### YOUR ASSIGNMENT
Repeat the listing below word for word, minus the pictures.
INPUT DATA Block Start
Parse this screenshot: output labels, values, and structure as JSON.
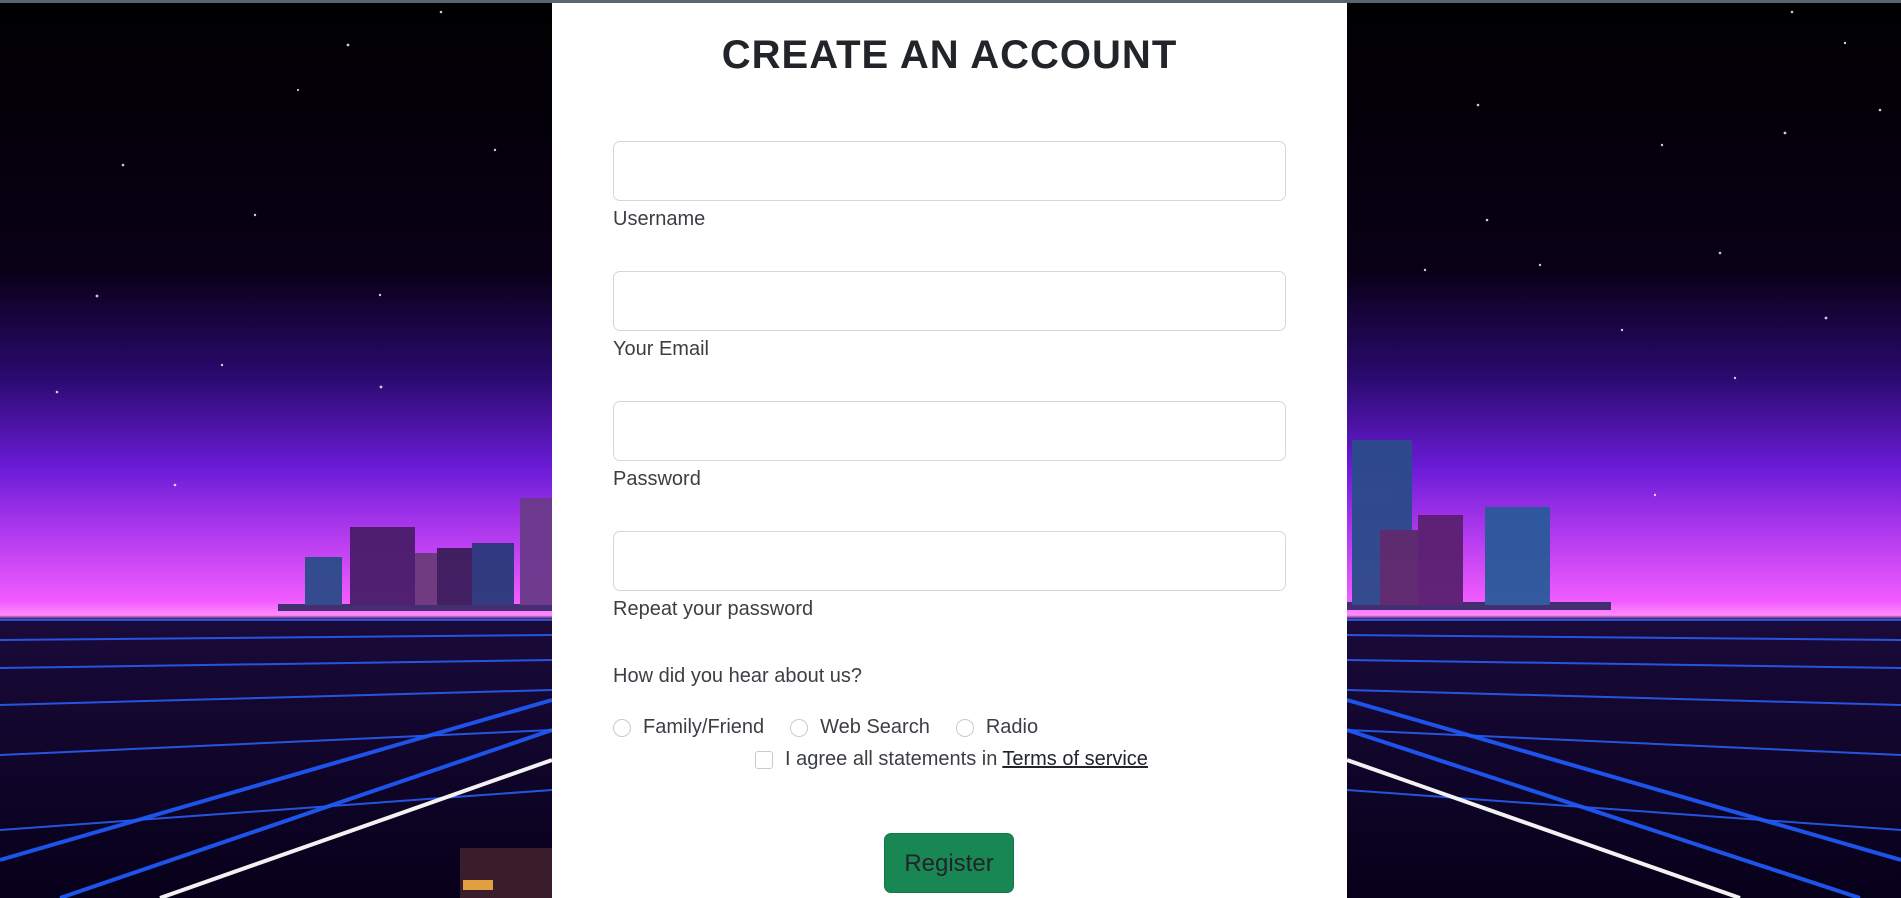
{
  "form": {
    "title": "CREATE AN ACCOUNT",
    "fields": [
      {
        "label": "Username",
        "value": "",
        "placeholder": ""
      },
      {
        "label": "Your Email",
        "value": "",
        "placeholder": ""
      },
      {
        "label": "Password",
        "value": "",
        "placeholder": ""
      },
      {
        "label": "Repeat your password",
        "value": "",
        "placeholder": ""
      }
    ],
    "question": "How did you hear about us?",
    "options": [
      "Family/Friend",
      "Web Search",
      "Radio"
    ],
    "agree_text": "I agree all statements in",
    "tos_link": "Terms of service",
    "submit_label": "Register"
  },
  "colors": {
    "card_bg": "#ffffff",
    "text": "#212529",
    "button": "#198754",
    "background_sky_top": "#000000",
    "background_horizon": "#e040fb",
    "grid_lines": "#2962ff"
  },
  "background": {
    "description_icon": "synthwave-city-icon"
  }
}
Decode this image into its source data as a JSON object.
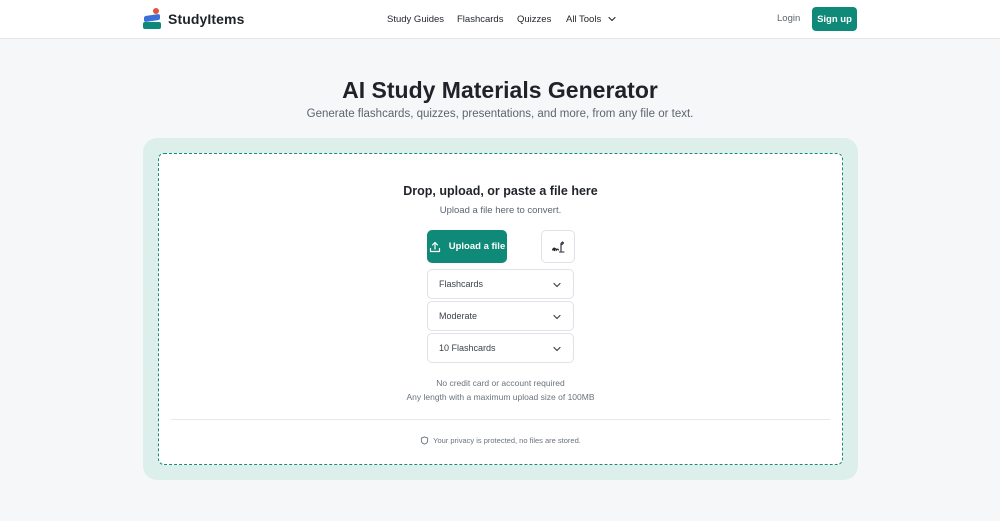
{
  "header": {
    "brand": "StudyItems",
    "nav": [
      {
        "label": "Study Guides"
      },
      {
        "label": "Flashcards"
      },
      {
        "label": "Quizzes"
      },
      {
        "label": "All Tools"
      }
    ],
    "login": "Login",
    "signup": "Sign up"
  },
  "hero": {
    "title": "AI Study Materials Generator",
    "subtitle": "Generate flashcards, quizzes, presentations, and more, from any file or text."
  },
  "uploader": {
    "title": "Drop, upload, or paste a file here",
    "subtitle": "Upload a file here to convert.",
    "upload_label": "Upload a file",
    "selects": [
      {
        "value": "Flashcards"
      },
      {
        "value": "Moderate"
      },
      {
        "value": "10 Flashcards"
      }
    ],
    "note1": "No credit card or account required",
    "note2": "Any length with a maximum upload size of 100MB",
    "privacy": "Your privacy is protected, no files are stored."
  },
  "colors": {
    "accent": "#0f8a78",
    "card_bg": "#dcefeb",
    "page_bg": "#f6f7f9"
  },
  "icons": [
    "logo-icon",
    "chevron-down-icon",
    "upload-icon",
    "signature-icon",
    "shield-icon"
  ]
}
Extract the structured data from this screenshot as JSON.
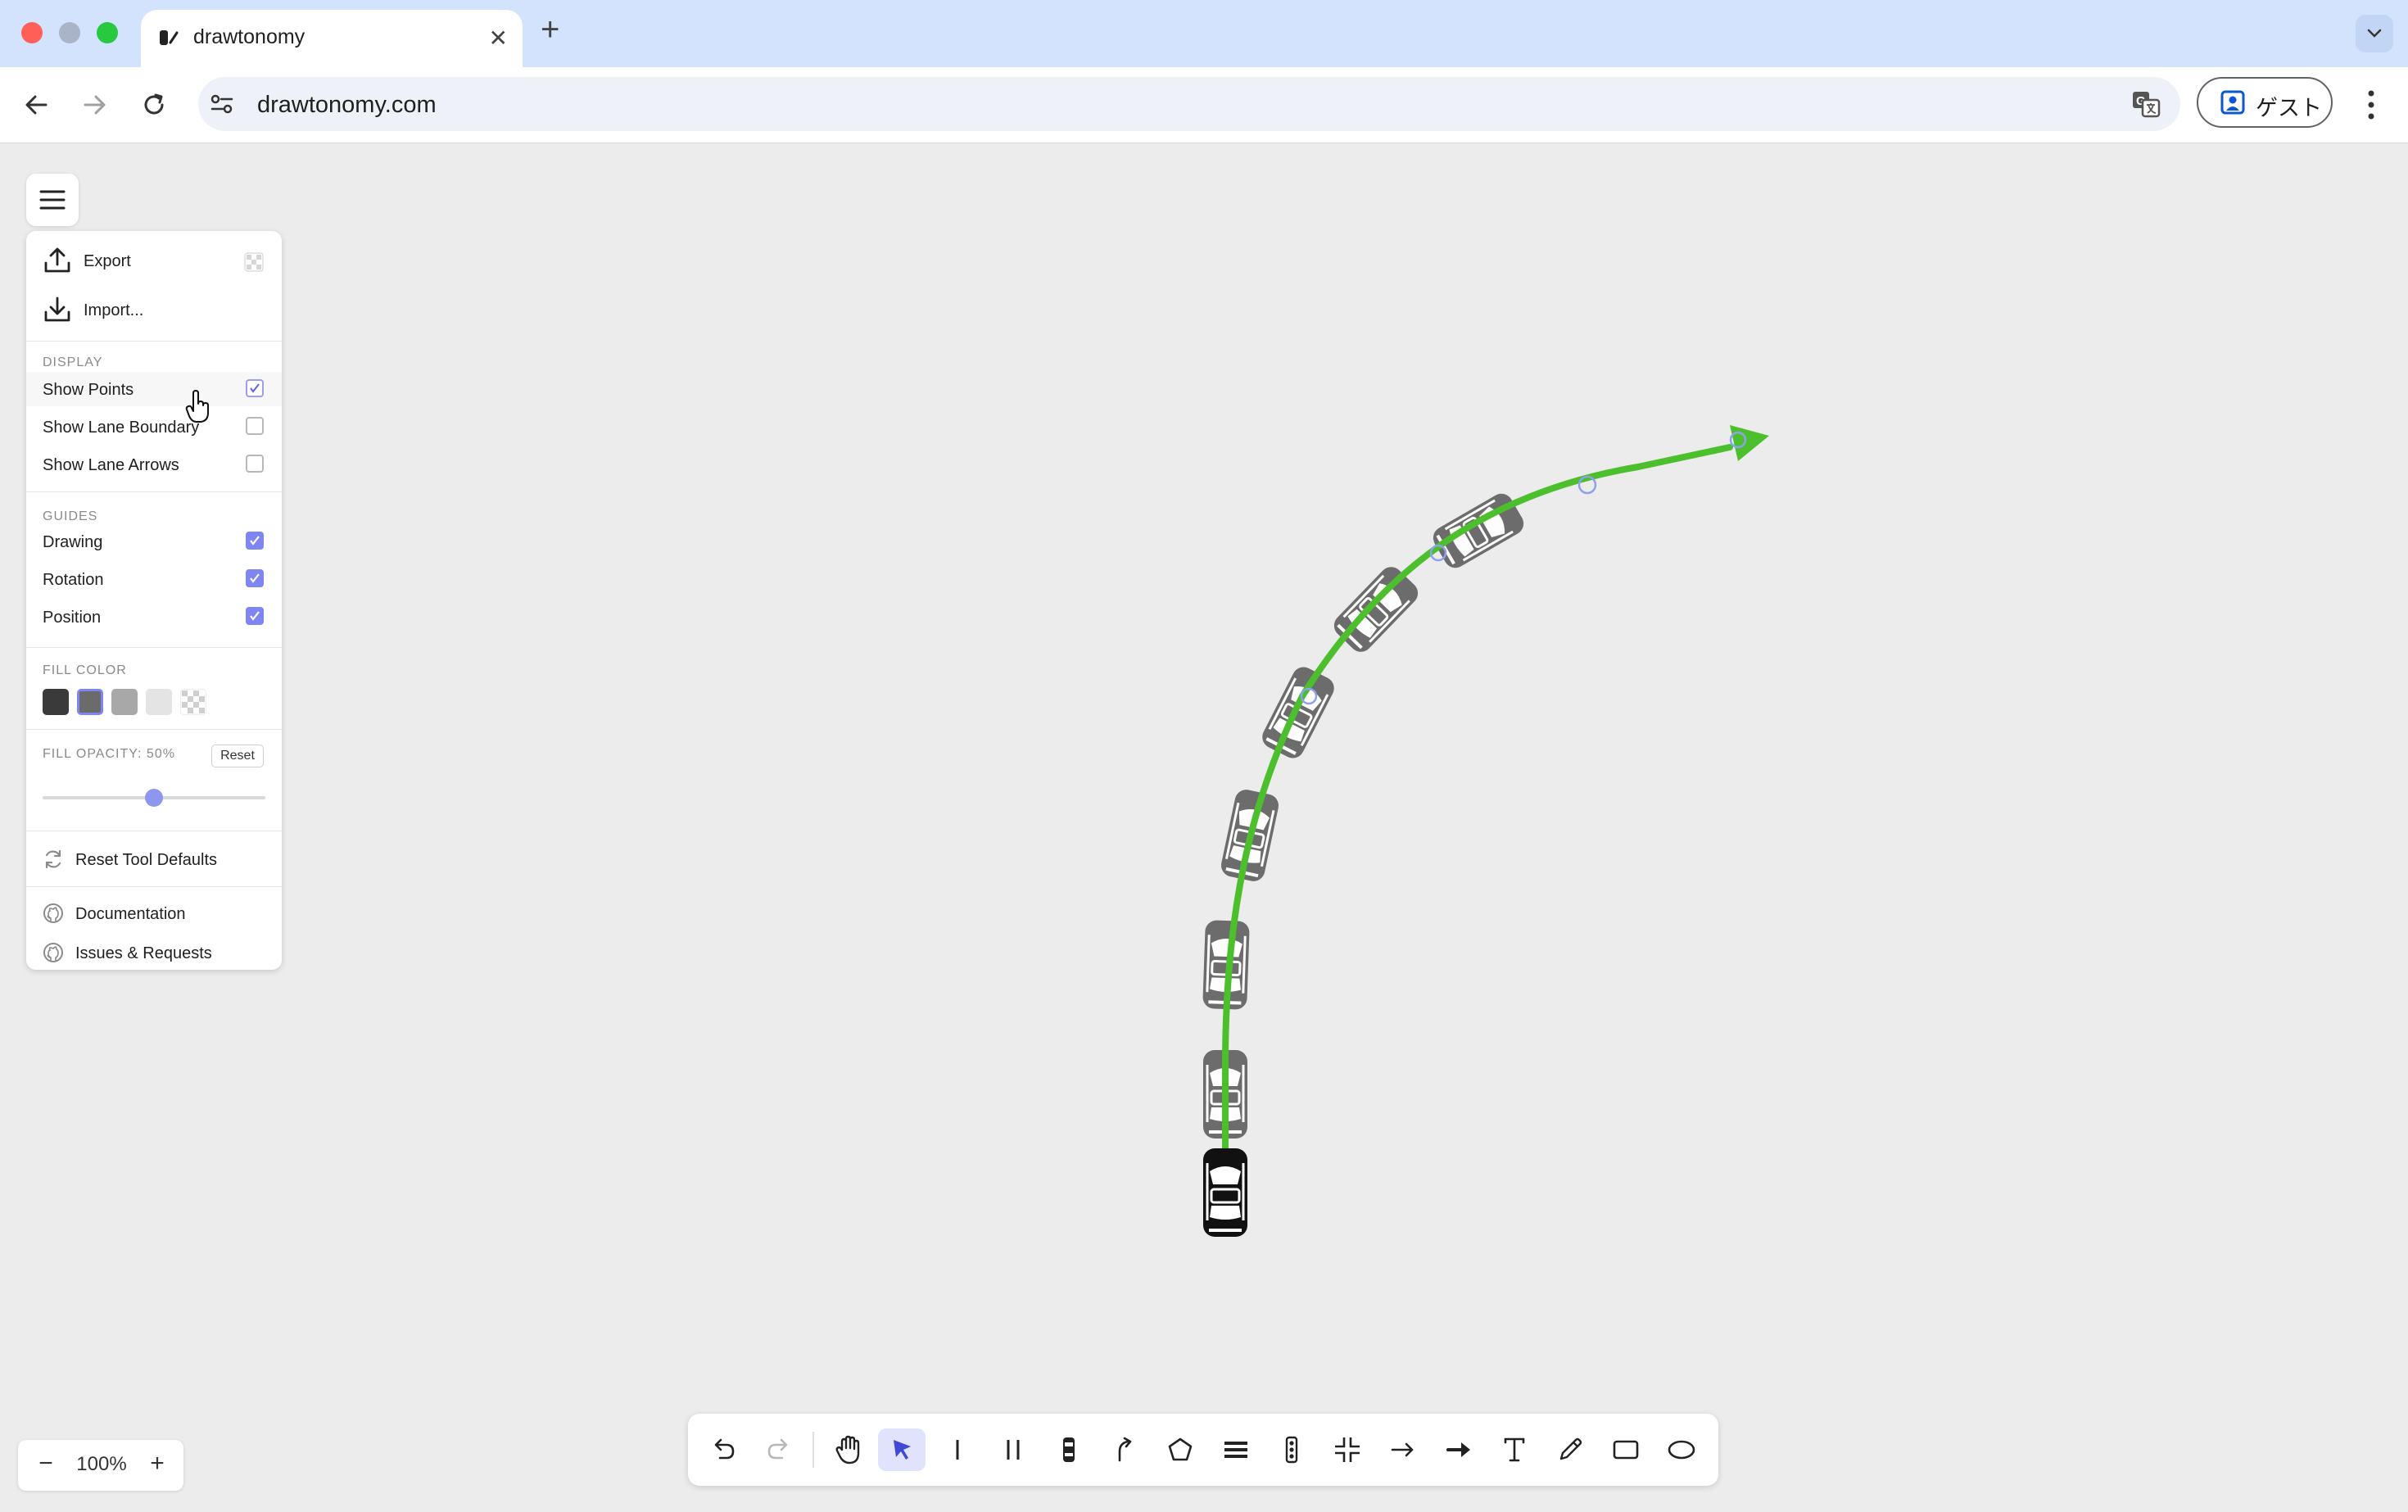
{
  "browser": {
    "tab_title": "drawtonomy",
    "url": "drawtonomy.com",
    "guest_label": "ゲスト",
    "traffic_lights": [
      "#ff5f57",
      "#a9b4c8",
      "#28c840"
    ]
  },
  "menu": {
    "export_label": "Export",
    "import_label": "Import...",
    "display_header": "DISPLAY",
    "display_items": [
      {
        "label": "Show Points",
        "checked": true
      },
      {
        "label": "Show Lane Boundary",
        "checked": false
      },
      {
        "label": "Show Lane Arrows",
        "checked": false
      }
    ],
    "guides_header": "GUIDES",
    "guides_items": [
      {
        "label": "Drawing",
        "checked": true
      },
      {
        "label": "Rotation",
        "checked": true
      },
      {
        "label": "Position",
        "checked": true
      }
    ],
    "fill_color_header": "FILL COLOR",
    "fill_colors": [
      "#3a3a3a",
      "#6b6b6b",
      "#a8a8a8",
      "#e4e4e4",
      "transparent"
    ],
    "selected_fill_color": "#6b6b6b",
    "fill_opacity_label": "FILL OPACITY: 50%",
    "fill_opacity": 0.5,
    "reset_label": "Reset",
    "reset_tool_defaults_label": "Reset Tool Defaults",
    "documentation_label": "Documentation",
    "issues_label": "Issues & Requests"
  },
  "zoom": {
    "minus": "−",
    "level": "100%",
    "plus": "+"
  },
  "tools": [
    {
      "name": "undo-icon",
      "active": false
    },
    {
      "name": "redo-icon",
      "active": false
    },
    {
      "name": "hand-icon",
      "active": false
    },
    {
      "name": "select-icon",
      "active": true
    },
    {
      "name": "lane-line-icon",
      "active": false
    },
    {
      "name": "lane-double-icon",
      "active": false
    },
    {
      "name": "vehicle-icon",
      "active": false
    },
    {
      "name": "path-icon",
      "active": false
    },
    {
      "name": "polygon-icon",
      "active": false
    },
    {
      "name": "crosswalk-icon",
      "active": false
    },
    {
      "name": "traffic-light-icon",
      "active": false
    },
    {
      "name": "intersection-icon",
      "active": false
    },
    {
      "name": "arrow-icon",
      "active": false
    },
    {
      "name": "bold-arrow-icon",
      "active": false
    },
    {
      "name": "text-icon",
      "active": false
    },
    {
      "name": "pencil-icon",
      "active": false
    },
    {
      "name": "rectangle-icon",
      "active": false
    },
    {
      "name": "ellipse-icon",
      "active": false
    }
  ],
  "colors": {
    "path": "#4cbf2c",
    "vehicle_ghost": "#5a5a5a",
    "vehicle_main": "#111111",
    "accent": "#7f86f2"
  }
}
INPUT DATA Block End
### ANSWER FOR THIS EXERCISE
Parse this screenshot: output labels, values, and structure as JSON.
{
  "form": {
    "title": "CREATE AN ACCOUNT",
    "fields": [
      {
        "label": "Username",
        "value": "",
        "placeholder": ""
      },
      {
        "label": "Your Email",
        "value": "",
        "placeholder": ""
      },
      {
        "label": "Password",
        "value": "",
        "placeholder": ""
      },
      {
        "label": "Repeat your password",
        "value": "",
        "placeholder": ""
      }
    ],
    "question": "How did you hear about us?",
    "options": [
      "Family/Friend",
      "Web Search",
      "Radio"
    ],
    "agree_text": "I agree all statements in",
    "tos_link": "Terms of service",
    "submit_label": "Register"
  },
  "colors": {
    "card_bg": "#ffffff",
    "text": "#212529",
    "button": "#198754",
    "background_sky_top": "#000000",
    "background_horizon": "#e040fb",
    "grid_lines": "#2962ff"
  },
  "background": {
    "description_icon": "synthwave-city-icon"
  }
}
Decode this image into its source data as a JSON object.
{
  "header": {
    "brand": "StudyItems",
    "nav": [
      {
        "label": "Study Guides"
      },
      {
        "label": "Flashcards"
      },
      {
        "label": "Quizzes"
      },
      {
        "label": "All Tools"
      }
    ],
    "login": "Login",
    "signup": "Sign up"
  },
  "hero": {
    "title": "AI Study Materials Generator",
    "subtitle": "Generate flashcards, quizzes, presentations, and more, from any file or text."
  },
  "uploader": {
    "title": "Drop, upload, or paste a file here",
    "subtitle": "Upload a file here to convert.",
    "upload_label": "Upload a file",
    "selects": [
      {
        "value": "Flashcards"
      },
      {
        "value": "Moderate"
      },
      {
        "value": "10 Flashcards"
      }
    ],
    "note1": "No credit card or account required",
    "note2": "Any length with a maximum upload size of 100MB",
    "privacy": "Your privacy is protected, no files are stored."
  },
  "colors": {
    "accent": "#0f8a78",
    "card_bg": "#dcefeb",
    "page_bg": "#f6f7f9"
  },
  "icons": [
    "logo-icon",
    "chevron-down-icon",
    "upload-icon",
    "signature-icon",
    "shield-icon"
  ]
}
Extract the structured data from this screenshot as JSON.
{
  "browser": {
    "tab_title": "drawtonomy",
    "url": "drawtonomy.com",
    "guest_label": "ゲスト",
    "traffic_lights": [
      "#ff5f57",
      "#a9b4c8",
      "#28c840"
    ]
  },
  "menu": {
    "export_label": "Export",
    "import_label": "Import...",
    "display_header": "DISPLAY",
    "display_items": [
      {
        "label": "Show Points",
        "checked": true
      },
      {
        "label": "Show Lane Boundary",
        "checked": false
      },
      {
        "label": "Show Lane Arrows",
        "checked": false
      }
    ],
    "guides_header": "GUIDES",
    "guides_items": [
      {
        "label": "Drawing",
        "checked": true
      },
      {
        "label": "Rotation",
        "checked": true
      },
      {
        "label": "Position",
        "checked": true
      }
    ],
    "fill_color_header": "FILL COLOR",
    "fill_colors": [
      "#3a3a3a",
      "#6b6b6b",
      "#a8a8a8",
      "#e4e4e4",
      "transparent"
    ],
    "selected_fill_color": "#6b6b6b",
    "fill_opacity_label": "FILL OPACITY: 50%",
    "fill_opacity": 0.5,
    "reset_label": "Reset",
    "reset_tool_defaults_label": "Reset Tool Defaults",
    "documentation_label": "Documentation",
    "issues_label": "Issues & Requests"
  },
  "zoom": {
    "minus": "−",
    "level": "100%",
    "plus": "+"
  },
  "tools": [
    {
      "name": "undo-icon",
      "active": false
    },
    {
      "name": "redo-icon",
      "active": false
    },
    {
      "name": "hand-icon",
      "active": false
    },
    {
      "name": "select-icon",
      "active": true
    },
    {
      "name": "lane-line-icon",
      "active": false
    },
    {
      "name": "lane-double-icon",
      "active": false
    },
    {
      "name": "vehicle-icon",
      "active": false
    },
    {
      "name": "path-icon",
      "active": false
    },
    {
      "name": "polygon-icon",
      "active": false
    },
    {
      "name": "crosswalk-icon",
      "active": false
    },
    {
      "name": "traffic-light-icon",
      "active": false
    },
    {
      "name": "intersection-icon",
      "active": false
    },
    {
      "name": "arrow-icon",
      "active": false
    },
    {
      "name": "bold-arrow-icon",
      "active": false
    },
    {
      "name": "text-icon",
      "active": false
    },
    {
      "name": "pencil-icon",
      "active": false
    },
    {
      "name": "rectangle-icon",
      "active": false
    },
    {
      "name": "ellipse-icon",
      "active": false
    }
  ],
  "colors": {
    "path": "#4cbf2c",
    "vehicle_ghost": "#5a5a5a",
    "vehicle_main": "#111111",
    "accent": "#7f86f2"
  }
}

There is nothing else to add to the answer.